Today after church, I got bored. Being that it was Sunday, I reached over for the Good Book to meditate upon it. (i.e. Mastering the Art of French Cooking.)
I was re-reading the recipe for Julia's Coq au Vin and realized that I had left out a couple of steps when I made it previously. She calls for boiling the bacon, rendering out the fat and then frying it in butter. I had simply fried it like we would for breakfast. She had also called for a half tablespoon of tomato paste and I forgot to put that in.
I was bored. I missed doing the Julia thing. So I made another batch of Coq au Vin. This time, I followed her instructions explicitly; even boiling the bacon, rinsing it under cold water and frying it in butter. (Sigh - - I'll even admit that in my last attempt, I didn't saute the mushrooms in butter properly. I just moved them around in the pan, not letting them brown.) I was a bad, evil person, thinking I could tamper with the literal meaning, the intended interpretation of the Holy Scriptures.
This time, I took my time.
I got to flambé the Cognac again. That's always fun.
Another thing I noticed is that Julia wrote that Coq au Vin could be made with any wine: red, white, even Riesling. Normally it is made with red, but I got to thinking that the bitter taste may have come from using all that red wine.
It was just as well. I didn't have the requisite 3 cups of red on hand, but I did have two of the red and a cup of the leftover Sauvignon Blanc from the fricassee.
Bingo! That worked.
Can you believe this turned out even better than the last time? It just goes to show you that Julia Child has done her homework. No matter how good of a cook you think you are, follow her inerrant word.
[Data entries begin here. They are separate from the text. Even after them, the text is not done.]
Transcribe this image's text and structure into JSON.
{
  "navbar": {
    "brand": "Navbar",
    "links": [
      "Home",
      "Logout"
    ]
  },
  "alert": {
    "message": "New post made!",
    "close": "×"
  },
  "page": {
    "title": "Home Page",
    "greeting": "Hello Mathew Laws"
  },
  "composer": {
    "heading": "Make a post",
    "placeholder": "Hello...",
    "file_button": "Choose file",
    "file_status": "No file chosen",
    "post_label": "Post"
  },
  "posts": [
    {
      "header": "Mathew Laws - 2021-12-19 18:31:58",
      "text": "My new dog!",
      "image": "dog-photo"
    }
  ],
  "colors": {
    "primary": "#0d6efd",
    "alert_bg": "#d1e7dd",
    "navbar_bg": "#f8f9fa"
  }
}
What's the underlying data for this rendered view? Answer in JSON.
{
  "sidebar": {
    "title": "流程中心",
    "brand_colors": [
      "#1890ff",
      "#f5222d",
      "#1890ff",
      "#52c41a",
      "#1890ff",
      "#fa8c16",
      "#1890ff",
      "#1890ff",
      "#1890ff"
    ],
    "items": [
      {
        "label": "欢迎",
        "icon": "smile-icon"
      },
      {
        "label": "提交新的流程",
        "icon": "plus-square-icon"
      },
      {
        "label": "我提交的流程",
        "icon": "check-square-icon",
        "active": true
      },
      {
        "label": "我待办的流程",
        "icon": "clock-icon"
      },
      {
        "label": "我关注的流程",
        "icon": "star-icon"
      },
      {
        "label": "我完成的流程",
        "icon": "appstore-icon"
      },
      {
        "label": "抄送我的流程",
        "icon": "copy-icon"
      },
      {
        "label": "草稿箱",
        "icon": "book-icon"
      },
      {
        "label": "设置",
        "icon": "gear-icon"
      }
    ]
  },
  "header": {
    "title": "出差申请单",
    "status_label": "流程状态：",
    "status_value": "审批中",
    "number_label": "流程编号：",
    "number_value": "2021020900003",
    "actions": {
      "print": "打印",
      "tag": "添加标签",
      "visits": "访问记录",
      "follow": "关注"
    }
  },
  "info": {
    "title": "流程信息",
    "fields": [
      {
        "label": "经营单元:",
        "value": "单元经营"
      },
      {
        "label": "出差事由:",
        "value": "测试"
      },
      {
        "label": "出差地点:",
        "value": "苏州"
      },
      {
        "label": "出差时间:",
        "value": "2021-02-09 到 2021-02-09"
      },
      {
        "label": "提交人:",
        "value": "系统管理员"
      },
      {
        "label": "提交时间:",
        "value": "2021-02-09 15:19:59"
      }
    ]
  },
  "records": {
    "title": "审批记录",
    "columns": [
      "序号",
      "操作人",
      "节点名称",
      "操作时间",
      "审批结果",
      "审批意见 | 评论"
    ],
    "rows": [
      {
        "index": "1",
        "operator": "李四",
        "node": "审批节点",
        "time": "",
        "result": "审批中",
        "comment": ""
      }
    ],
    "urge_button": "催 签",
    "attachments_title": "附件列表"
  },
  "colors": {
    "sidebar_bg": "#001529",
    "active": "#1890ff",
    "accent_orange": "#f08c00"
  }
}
I think this is the best thing of hers I've made thus far.